This map is part of a series of 24 animated maps showing the history of Europe and nations, 1815-1914.

The kingdom of Poland experienced its apogee in the fifteenth and sixteenth centuries, when, associated with Lithuania, it extended from the Baltic to the Black Sea.

It is later weakened considerably by a long series of conflicts with its principal neighbors, notably Russia and Sweden.

At the end of the eighteenth century, a succession of partitions ends with the dismantlement of Poland, to the benefit of Russia, Prussia and Austria.

In 1807 Napoleon creates a short lived Grand Duchy of Warsaw which does not survive the defeat of the Emperor.

The Congress of Vienna maintains the principle of Polish partition, all in creating a small kingdom called the “Congress Kingdom” under Russian trusteeship.

Following the revolutions in Paris and Brussels in 1830, the Poles rise up, drive out the Czar’s brother, Viceroy Constantine, and proclaim their independence.
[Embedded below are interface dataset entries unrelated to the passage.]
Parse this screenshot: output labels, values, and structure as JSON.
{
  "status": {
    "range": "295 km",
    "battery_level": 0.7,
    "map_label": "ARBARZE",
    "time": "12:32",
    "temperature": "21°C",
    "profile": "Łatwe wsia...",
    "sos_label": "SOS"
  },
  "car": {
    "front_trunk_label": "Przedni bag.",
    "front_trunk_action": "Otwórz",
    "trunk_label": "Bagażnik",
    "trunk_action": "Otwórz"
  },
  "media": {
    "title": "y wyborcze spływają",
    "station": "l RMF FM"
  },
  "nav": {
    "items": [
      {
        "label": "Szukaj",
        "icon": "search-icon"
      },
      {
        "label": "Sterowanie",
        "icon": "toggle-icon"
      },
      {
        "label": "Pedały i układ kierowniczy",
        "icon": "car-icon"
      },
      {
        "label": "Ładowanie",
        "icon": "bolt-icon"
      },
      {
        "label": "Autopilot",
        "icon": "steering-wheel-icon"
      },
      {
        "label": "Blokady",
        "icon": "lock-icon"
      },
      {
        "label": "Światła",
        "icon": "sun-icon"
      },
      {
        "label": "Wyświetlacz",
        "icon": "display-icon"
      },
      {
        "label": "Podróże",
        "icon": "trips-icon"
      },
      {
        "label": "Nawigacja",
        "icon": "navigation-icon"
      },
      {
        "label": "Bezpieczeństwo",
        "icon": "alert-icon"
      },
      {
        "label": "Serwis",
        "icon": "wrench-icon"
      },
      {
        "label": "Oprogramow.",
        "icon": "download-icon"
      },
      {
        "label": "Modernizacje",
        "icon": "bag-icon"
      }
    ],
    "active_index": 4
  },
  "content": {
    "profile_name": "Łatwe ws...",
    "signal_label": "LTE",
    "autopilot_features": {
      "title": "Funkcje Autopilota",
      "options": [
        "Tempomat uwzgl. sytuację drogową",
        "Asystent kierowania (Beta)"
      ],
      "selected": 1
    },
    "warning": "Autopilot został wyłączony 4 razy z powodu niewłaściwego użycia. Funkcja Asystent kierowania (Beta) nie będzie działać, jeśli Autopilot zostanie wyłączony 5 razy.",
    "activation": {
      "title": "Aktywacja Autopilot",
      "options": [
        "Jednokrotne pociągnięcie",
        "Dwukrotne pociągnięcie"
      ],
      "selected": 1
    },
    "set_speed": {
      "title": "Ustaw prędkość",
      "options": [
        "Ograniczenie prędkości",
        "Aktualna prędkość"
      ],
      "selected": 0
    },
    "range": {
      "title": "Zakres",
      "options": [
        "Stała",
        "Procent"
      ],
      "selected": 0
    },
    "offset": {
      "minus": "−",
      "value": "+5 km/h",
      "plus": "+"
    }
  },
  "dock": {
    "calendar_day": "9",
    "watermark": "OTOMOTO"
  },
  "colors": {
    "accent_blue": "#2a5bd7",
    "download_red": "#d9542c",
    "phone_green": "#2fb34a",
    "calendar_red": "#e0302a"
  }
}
In spite of the mobilization of public opinion, particularly in France and the United Kingdom, for the Polish cause, the European powers do not intervene when Russian troops crush the Polish national movement and retake Warsaw on September 17, 1831. The repression is pitiless, and is followed by an intense policy of Russification, which makes a mere Russian province out of the “Congress Kingdom”